Filter the data for lines with the word "Retirement" and copy those lines.

• **Records for this task**
——

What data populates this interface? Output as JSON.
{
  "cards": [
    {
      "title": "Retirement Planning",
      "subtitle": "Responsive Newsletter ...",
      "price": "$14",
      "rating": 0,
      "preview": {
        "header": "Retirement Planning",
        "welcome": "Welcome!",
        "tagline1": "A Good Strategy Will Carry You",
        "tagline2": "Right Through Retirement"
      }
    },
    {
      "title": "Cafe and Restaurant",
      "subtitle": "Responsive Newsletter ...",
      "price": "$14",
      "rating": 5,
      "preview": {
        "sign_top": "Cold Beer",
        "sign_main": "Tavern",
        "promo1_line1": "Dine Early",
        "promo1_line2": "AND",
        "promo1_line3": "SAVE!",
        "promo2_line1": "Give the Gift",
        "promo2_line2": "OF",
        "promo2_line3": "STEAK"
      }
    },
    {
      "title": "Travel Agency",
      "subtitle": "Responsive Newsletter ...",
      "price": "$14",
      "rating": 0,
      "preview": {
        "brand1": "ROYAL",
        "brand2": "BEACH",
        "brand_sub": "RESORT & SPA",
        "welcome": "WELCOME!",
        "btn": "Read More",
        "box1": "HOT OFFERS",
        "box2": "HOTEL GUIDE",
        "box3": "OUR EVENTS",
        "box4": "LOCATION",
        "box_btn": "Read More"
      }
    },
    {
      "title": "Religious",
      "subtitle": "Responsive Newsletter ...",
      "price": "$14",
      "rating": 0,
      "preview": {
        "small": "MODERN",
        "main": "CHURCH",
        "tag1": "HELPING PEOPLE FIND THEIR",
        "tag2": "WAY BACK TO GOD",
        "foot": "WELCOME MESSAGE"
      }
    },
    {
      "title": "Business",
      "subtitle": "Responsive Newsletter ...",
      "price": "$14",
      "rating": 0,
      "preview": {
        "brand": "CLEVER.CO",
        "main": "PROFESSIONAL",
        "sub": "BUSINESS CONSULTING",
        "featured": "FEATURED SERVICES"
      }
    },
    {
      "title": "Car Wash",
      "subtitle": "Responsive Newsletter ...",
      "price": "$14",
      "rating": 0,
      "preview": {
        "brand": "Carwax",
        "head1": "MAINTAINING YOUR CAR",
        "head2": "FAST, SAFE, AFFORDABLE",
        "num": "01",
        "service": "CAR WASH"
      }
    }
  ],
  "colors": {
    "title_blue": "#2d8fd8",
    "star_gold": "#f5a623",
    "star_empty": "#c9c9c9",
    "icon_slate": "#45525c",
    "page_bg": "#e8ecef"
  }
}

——

• **Answer to this exercise**
      "title": "Retirement Planning",
        "header": "Retirement Planning",
        "tagline2": "Right Through Retirement"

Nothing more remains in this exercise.